(Web page and app entries)
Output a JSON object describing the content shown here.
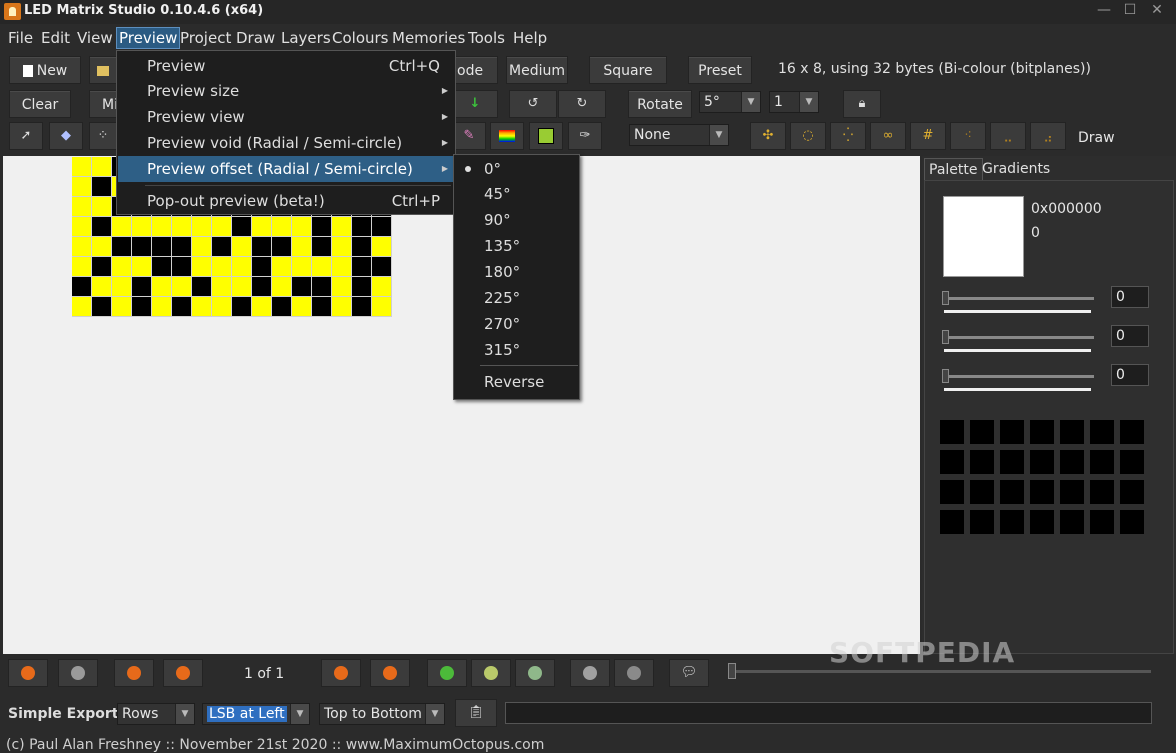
{
  "window": {
    "title": "LED Matrix Studio 0.10.4.6 (x64)",
    "min": "—",
    "max": "☐",
    "close": "✕"
  },
  "menu": [
    "File",
    "Edit",
    "View",
    "Preview",
    "Project",
    "Draw",
    "Layers",
    "Colours",
    "Memories",
    "Tools",
    "Help"
  ],
  "toolbar1": {
    "new": "New",
    "mode_partial": "ode",
    "medium": "Medium",
    "square": "Square",
    "preset": "Preset",
    "status": "16 x 8, using 32 bytes (Bi-colour (bitplanes))"
  },
  "toolbar2": {
    "clear": "Clear",
    "mirror_partial": "Mi",
    "rotate": "Rotate",
    "angle": "5°",
    "count": "1"
  },
  "toolbar3": {
    "none": "None",
    "draw": "Draw"
  },
  "preview_menu": {
    "items": [
      {
        "label": "Preview",
        "shortcut": "Ctrl+Q"
      },
      {
        "label": "Preview size",
        "sub": "▶"
      },
      {
        "label": "Preview view",
        "sub": "▶"
      },
      {
        "label": "Preview void (Radial / Semi-circle)",
        "sub": "▶"
      },
      {
        "label": "Preview offset (Radial / Semi-circle)",
        "sub": "▶"
      },
      {
        "label": "Pop-out preview (beta!)",
        "shortcut": "Ctrl+P"
      }
    ]
  },
  "offset_submenu": {
    "items": [
      "0°",
      "45°",
      "90°",
      "135°",
      "180°",
      "225°",
      "270°",
      "315°"
    ],
    "reverse": "Reverse",
    "selected": "0°"
  },
  "panel": {
    "tabs": [
      "Palette",
      "Gradients"
    ],
    "hex": "0x000000",
    "value": "0",
    "sliders": [
      "0",
      "0",
      "0"
    ]
  },
  "playback": {
    "page": "1 of 1"
  },
  "export": {
    "label": "Simple Export",
    "rows": "Rows",
    "lsb": "LSB at Left",
    "order": "Top to Bottom"
  },
  "footer": "(c) Paul Alan Freshney :: November 21st 2020 :: www.MaximumOctopus.com",
  "watermark": "SOFTPEDIA",
  "matrix": [
    "yy..............",
    "y.y.............",
    "yy..............",
    "y.yyyyyy.yyy.y..",
    "yy....y.y..y.y.y",
    "y.yy..yyy.yyyy..",
    ".yy.yy.yy.y..y.y",
    "y.y.y.yy.y.y.y.y"
  ],
  "colors": {
    "on": "#ffff00",
    "off": "#000000",
    "accent": "#2b5b83"
  }
}
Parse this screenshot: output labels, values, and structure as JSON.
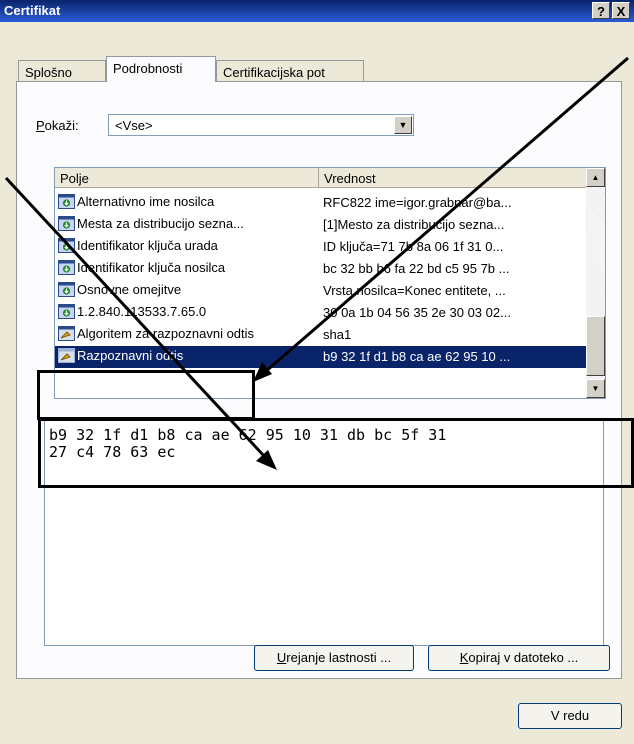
{
  "window": {
    "title": "Certifikat",
    "help_btn": "?",
    "close_btn": "X"
  },
  "tabs": [
    {
      "label": "Splošno"
    },
    {
      "label": "Podrobnosti"
    },
    {
      "label": "Certifikacijska pot"
    }
  ],
  "show": {
    "label_u": "P",
    "label_rest": "okaži:",
    "value": "<Vse>"
  },
  "list": {
    "col_field": "Polje",
    "col_value": "Vrednost",
    "rows": [
      {
        "field": "Alternativno ime nosilca",
        "value": "RFC822 ime=igor.grabnar@ba..."
      },
      {
        "field": "Mesta za distribucijo sezna...",
        "value": "[1]Mesto za distribucijo sezna..."
      },
      {
        "field": "Identifikator ključa urada",
        "value": "ID ključa=71 7b 8a 06 1f 31 0..."
      },
      {
        "field": "Identifikator ključa nosilca",
        "value": "bc 32 bb b6 fa 22 bd c5 95 7b ..."
      },
      {
        "field": "Osnovne omejitve",
        "value": "Vrsta nosilca=Konec entitete, ..."
      },
      {
        "field": "1.2.840.113533.7.65.0",
        "value": "30 0a 1b 04 56 35 2e 30 03 02..."
      },
      {
        "field": "Algoritem za razpoznavni odtis",
        "value": "sha1"
      },
      {
        "field": "Razpoznavni odtis",
        "value": "b9 32 1f d1 b8 ca ae 62 95 10 ..."
      }
    ]
  },
  "detail": {
    "line1": "b9 32 1f d1 b8 ca ae 62 95 10 31 db bc 5f 31",
    "line2": "27 c4 78 63 ec"
  },
  "buttons": {
    "edit_u": "U",
    "edit_rest": "rejanje lastnosti ...",
    "copy_u": "K",
    "copy_rest": "opiraj v datoteko ...",
    "ok": "V redu"
  },
  "colors": {
    "title_bar": "#0a246a",
    "selection": "#0a246a",
    "window_bg": "#ece9d8"
  }
}
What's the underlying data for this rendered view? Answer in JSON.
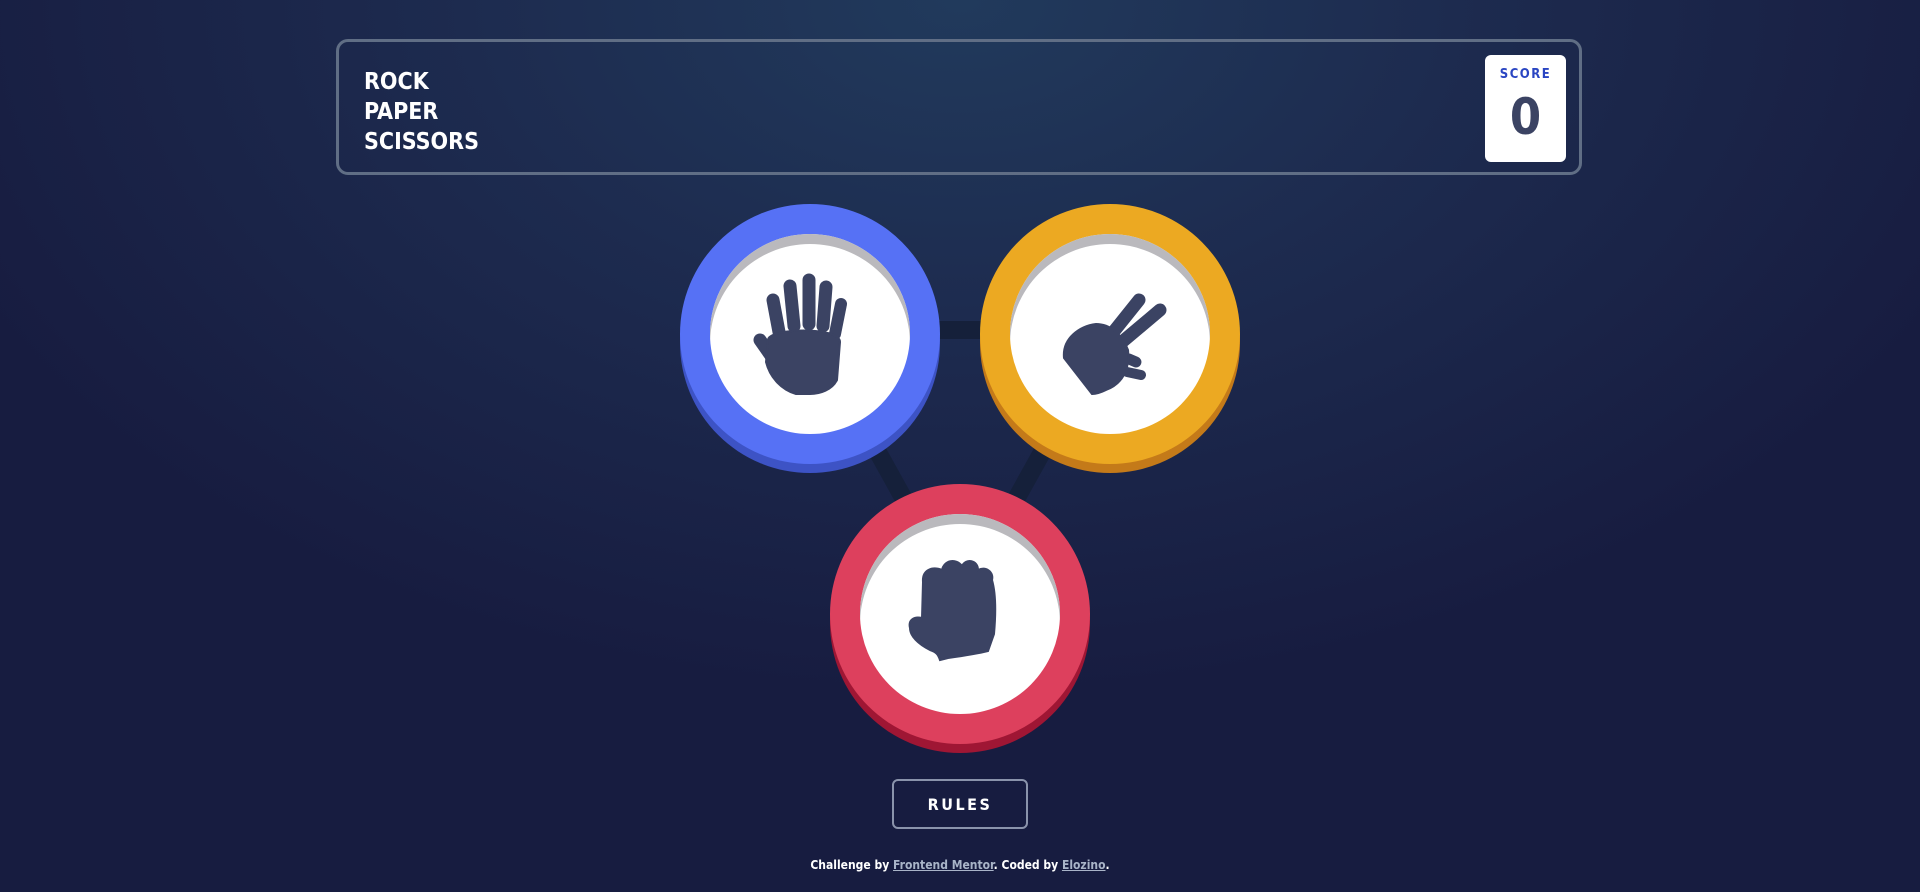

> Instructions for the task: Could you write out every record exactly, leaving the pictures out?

> Expected answer:
Output a JSON object describing the content shown here.
{
  "window": {
    "title": "LED Matrix Studio 0.10.4.6 (x64)",
    "min": "—",
    "max": "☐",
    "close": "✕"
  },
  "menu": [
    "File",
    "Edit",
    "View",
    "Preview",
    "Project",
    "Draw",
    "Layers",
    "Colours",
    "Memories",
    "Tools",
    "Help"
  ],
  "toolbar1": {
    "new": "New",
    "mode_partial": "ode",
    "medium": "Medium",
    "square": "Square",
    "preset": "Preset",
    "status": "16 x 8, using 32 bytes (Bi-colour (bitplanes))"
  },
  "toolbar2": {
    "clear": "Clear",
    "mirror_partial": "Mi",
    "rotate": "Rotate",
    "angle": "5°",
    "count": "1"
  },
  "toolbar3": {
    "none": "None",
    "draw": "Draw"
  },
  "preview_menu": {
    "items": [
      {
        "label": "Preview",
        "shortcut": "Ctrl+Q"
      },
      {
        "label": "Preview size",
        "sub": "▶"
      },
      {
        "label": "Preview view",
        "sub": "▶"
      },
      {
        "label": "Preview void (Radial / Semi-circle)",
        "sub": "▶"
      },
      {
        "label": "Preview offset (Radial / Semi-circle)",
        "sub": "▶"
      },
      {
        "label": "Pop-out preview (beta!)",
        "shortcut": "Ctrl+P"
      }
    ]
  },
  "offset_submenu": {
    "items": [
      "0°",
      "45°",
      "90°",
      "135°",
      "180°",
      "225°",
      "270°",
      "315°"
    ],
    "reverse": "Reverse",
    "selected": "0°"
  },
  "panel": {
    "tabs": [
      "Palette",
      "Gradients"
    ],
    "hex": "0x000000",
    "value": "0",
    "sliders": [
      "0",
      "0",
      "0"
    ]
  },
  "playback": {
    "page": "1 of 1"
  },
  "export": {
    "label": "Simple Export",
    "rows": "Rows",
    "lsb": "LSB at Left",
    "order": "Top to Bottom"
  },
  "footer": "(c) Paul Alan Freshney :: November 21st 2020 :: www.MaximumOctopus.com",
  "watermark": "SOFTPEDIA",
  "matrix": [
    "yy..............",
    "y.y.............",
    "yy..............",
    "y.yyyyyy.yyy.y..",
    "yy....y.y..y.y.y",
    "y.yy..yyy.yyyy..",
    ".yy.yy.yy.y..y.y",
    "y.y.y.yy.y.y.y.y"
  ],
  "colors": {
    "on": "#ffff00",
    "off": "#000000",
    "accent": "#2b5b83"
  }
}
Parse this screenshot: output labels, values, and structure as JSON.
{
  "window": {
    "title": "Certifikat",
    "help_btn": "?",
    "close_btn": "X"
  },
  "tabs": [
    {
      "label": "Splošno"
    },
    {
      "label": "Podrobnosti"
    },
    {
      "label": "Certifikacijska pot"
    }
  ],
  "show": {
    "label_u": "P",
    "label_rest": "okaži:",
    "value": "<Vse>"
  },
  "list": {
    "col_field": "Polje",
    "col_value": "Vrednost",
    "rows": [
      {
        "field": "Alternativno ime nosilca",
        "value": "RFC822 ime=igor.grabnar@ba..."
      },
      {
        "field": "Mesta za distribucijo sezna...",
        "value": "[1]Mesto za distribucijo sezna..."
      },
      {
        "field": "Identifikator ključa urada",
        "value": "ID ključa=71 7b 8a 06 1f 31 0..."
      },
      {
        "field": "Identifikator ključa nosilca",
        "value": "bc 32 bb b6 fa 22 bd c5 95 7b ..."
      },
      {
        "field": "Osnovne omejitve",
        "value": "Vrsta nosilca=Konec entitete, ..."
      },
      {
        "field": "1.2.840.113533.7.65.0",
        "value": "30 0a 1b 04 56 35 2e 30 03 02..."
      },
      {
        "field": "Algoritem za razpoznavni odtis",
        "value": "sha1"
      },
      {
        "field": "Razpoznavni odtis",
        "value": "b9 32 1f d1 b8 ca ae 62 95 10 ..."
      }
    ]
  },
  "detail": {
    "line1": "b9 32 1f d1 b8 ca ae 62 95 10 31 db bc 5f 31",
    "line2": "27 c4 78 63 ec"
  },
  "buttons": {
    "edit_u": "U",
    "edit_rest": "rejanje lastnosti ...",
    "copy_u": "K",
    "copy_rest": "opiraj v datoteko ...",
    "ok": "V redu"
  },
  "colors": {
    "title_bar": "#0a246a",
    "selection": "#0a246a",
    "window_bg": "#ece9d8"
  }
}
What's the underlying data for this rendered view? Answer in JSON.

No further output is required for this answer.